# Records excerpted from a collection
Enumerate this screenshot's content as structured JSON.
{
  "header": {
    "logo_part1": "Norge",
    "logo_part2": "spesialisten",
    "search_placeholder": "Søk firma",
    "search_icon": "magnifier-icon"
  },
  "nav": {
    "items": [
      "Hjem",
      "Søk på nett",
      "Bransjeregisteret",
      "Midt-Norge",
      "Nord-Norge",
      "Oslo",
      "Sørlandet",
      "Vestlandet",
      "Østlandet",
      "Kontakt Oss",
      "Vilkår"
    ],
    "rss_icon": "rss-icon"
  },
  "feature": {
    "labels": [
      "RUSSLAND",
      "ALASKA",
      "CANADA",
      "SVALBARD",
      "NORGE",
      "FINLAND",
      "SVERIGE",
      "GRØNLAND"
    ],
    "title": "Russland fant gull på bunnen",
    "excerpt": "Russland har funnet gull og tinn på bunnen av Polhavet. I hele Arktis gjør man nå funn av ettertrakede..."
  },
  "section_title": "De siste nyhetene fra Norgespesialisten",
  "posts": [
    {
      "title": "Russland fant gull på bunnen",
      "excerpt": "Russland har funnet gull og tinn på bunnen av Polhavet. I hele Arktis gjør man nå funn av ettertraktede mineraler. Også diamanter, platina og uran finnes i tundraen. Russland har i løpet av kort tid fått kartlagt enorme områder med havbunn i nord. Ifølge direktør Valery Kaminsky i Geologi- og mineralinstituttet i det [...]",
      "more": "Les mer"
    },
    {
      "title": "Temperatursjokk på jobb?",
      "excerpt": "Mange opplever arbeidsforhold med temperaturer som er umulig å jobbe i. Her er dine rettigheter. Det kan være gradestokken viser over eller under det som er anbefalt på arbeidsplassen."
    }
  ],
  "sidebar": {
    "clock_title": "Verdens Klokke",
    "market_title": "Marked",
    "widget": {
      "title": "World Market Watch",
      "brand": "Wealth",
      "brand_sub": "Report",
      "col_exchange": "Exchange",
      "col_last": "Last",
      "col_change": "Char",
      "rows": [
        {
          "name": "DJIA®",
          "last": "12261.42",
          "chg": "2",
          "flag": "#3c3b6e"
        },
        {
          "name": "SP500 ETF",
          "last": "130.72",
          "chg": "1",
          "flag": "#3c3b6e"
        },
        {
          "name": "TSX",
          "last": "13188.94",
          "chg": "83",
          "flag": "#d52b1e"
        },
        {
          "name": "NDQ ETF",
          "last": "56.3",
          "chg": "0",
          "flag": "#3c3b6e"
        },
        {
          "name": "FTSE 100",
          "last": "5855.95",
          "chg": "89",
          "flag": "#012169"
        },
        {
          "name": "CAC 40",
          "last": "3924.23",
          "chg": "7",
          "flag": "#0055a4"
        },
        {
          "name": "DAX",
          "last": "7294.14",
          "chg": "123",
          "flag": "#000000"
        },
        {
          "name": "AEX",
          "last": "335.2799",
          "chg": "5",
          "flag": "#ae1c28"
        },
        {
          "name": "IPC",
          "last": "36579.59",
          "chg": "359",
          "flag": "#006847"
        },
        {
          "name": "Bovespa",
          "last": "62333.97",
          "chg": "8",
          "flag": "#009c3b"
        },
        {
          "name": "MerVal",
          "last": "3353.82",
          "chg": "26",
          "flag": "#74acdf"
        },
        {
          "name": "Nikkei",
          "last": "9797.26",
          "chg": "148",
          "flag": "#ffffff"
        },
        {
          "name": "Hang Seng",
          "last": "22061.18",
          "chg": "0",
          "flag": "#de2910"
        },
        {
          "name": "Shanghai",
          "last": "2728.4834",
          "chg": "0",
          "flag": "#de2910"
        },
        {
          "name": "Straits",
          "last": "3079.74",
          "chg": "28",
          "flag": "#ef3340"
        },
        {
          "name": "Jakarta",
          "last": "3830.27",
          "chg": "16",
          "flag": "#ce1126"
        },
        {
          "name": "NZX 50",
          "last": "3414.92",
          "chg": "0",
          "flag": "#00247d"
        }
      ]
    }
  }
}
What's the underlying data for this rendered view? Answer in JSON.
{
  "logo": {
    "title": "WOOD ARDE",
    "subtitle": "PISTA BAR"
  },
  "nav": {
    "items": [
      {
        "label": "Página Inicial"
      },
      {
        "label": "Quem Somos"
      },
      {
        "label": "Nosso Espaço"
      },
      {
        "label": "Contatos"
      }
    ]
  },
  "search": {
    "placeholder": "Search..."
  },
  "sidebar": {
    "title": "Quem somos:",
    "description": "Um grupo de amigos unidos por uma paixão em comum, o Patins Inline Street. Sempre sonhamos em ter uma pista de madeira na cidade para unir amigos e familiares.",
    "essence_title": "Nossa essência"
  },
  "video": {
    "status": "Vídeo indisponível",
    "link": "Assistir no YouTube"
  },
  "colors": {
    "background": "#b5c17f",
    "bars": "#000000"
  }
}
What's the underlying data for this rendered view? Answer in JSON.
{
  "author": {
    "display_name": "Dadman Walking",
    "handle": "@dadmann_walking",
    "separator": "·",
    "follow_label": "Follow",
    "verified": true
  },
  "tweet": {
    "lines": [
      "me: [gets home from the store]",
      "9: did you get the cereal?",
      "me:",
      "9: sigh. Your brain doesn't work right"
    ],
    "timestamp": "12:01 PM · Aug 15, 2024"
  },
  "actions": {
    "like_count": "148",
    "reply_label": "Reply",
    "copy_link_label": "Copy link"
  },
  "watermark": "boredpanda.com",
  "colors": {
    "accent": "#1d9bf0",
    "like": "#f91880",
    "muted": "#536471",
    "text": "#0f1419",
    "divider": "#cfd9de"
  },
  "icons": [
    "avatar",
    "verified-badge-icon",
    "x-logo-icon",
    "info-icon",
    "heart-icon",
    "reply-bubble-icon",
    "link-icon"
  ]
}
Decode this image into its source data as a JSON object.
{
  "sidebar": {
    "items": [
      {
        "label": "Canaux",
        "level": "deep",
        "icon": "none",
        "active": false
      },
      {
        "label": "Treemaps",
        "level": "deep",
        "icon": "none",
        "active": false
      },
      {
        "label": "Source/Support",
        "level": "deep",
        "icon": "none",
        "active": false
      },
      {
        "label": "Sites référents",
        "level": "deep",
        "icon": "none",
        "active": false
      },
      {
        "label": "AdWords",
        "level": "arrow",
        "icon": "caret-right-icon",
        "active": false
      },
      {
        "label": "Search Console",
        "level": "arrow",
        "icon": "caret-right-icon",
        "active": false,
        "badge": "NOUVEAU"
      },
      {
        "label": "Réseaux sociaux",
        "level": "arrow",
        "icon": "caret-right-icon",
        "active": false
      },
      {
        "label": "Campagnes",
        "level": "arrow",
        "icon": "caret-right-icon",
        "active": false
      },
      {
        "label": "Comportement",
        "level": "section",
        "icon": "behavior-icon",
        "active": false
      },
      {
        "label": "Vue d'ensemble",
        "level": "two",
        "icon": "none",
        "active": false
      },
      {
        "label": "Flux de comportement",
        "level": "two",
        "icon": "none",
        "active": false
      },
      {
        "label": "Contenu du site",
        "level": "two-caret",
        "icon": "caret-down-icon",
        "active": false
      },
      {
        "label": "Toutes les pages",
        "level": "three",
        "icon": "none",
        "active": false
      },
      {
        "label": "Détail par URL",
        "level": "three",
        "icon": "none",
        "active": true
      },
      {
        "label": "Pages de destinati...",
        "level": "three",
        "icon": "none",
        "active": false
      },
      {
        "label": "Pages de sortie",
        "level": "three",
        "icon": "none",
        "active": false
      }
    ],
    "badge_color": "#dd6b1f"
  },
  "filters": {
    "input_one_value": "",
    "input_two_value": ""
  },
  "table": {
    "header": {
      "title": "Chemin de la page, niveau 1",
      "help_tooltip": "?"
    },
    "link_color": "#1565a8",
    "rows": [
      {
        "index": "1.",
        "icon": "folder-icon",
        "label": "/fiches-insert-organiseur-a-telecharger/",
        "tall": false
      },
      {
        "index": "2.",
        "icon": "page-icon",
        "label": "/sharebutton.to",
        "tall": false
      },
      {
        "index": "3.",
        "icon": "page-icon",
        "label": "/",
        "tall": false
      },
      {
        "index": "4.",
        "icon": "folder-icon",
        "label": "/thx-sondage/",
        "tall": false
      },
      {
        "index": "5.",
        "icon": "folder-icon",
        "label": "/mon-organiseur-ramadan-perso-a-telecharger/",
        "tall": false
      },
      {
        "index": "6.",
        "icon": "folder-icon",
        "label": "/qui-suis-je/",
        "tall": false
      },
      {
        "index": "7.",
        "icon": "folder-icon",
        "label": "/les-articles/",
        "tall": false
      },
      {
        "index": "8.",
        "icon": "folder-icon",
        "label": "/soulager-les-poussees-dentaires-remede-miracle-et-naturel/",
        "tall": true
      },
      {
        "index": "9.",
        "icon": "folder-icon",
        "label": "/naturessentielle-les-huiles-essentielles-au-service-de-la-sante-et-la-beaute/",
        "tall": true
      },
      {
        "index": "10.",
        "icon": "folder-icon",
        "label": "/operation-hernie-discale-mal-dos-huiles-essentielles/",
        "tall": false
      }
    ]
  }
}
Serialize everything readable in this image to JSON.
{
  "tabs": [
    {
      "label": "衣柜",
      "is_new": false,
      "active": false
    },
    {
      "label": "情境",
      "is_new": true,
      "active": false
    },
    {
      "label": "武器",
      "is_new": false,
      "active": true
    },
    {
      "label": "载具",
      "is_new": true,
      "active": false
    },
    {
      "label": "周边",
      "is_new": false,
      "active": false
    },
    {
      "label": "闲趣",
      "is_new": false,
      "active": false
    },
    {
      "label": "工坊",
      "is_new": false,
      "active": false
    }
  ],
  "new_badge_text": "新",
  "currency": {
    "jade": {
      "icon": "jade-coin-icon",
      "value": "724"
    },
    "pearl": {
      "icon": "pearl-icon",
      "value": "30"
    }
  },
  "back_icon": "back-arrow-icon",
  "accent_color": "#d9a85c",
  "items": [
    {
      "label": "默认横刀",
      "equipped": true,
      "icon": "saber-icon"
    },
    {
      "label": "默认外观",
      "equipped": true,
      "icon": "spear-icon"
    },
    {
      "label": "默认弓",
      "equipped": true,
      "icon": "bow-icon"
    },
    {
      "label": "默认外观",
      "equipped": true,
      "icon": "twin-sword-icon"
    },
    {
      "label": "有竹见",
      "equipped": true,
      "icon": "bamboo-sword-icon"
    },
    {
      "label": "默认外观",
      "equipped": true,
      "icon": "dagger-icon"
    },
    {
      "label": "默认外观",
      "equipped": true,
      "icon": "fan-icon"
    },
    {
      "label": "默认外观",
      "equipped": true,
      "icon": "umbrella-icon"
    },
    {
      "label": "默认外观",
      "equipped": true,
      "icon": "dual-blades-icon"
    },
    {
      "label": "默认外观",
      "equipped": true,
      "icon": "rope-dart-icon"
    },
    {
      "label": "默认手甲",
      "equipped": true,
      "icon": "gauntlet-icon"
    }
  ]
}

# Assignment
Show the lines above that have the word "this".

# Reply to the task
Enumerate this screenshot's content as structured JSON.
What's the underlying data for this rendered view? Answer in JSON.
What's the underlying data for this rendered view? Answer in JSON.
Decode this image into its source data as a JSON object.
Serialize everything readable in this image to JSON.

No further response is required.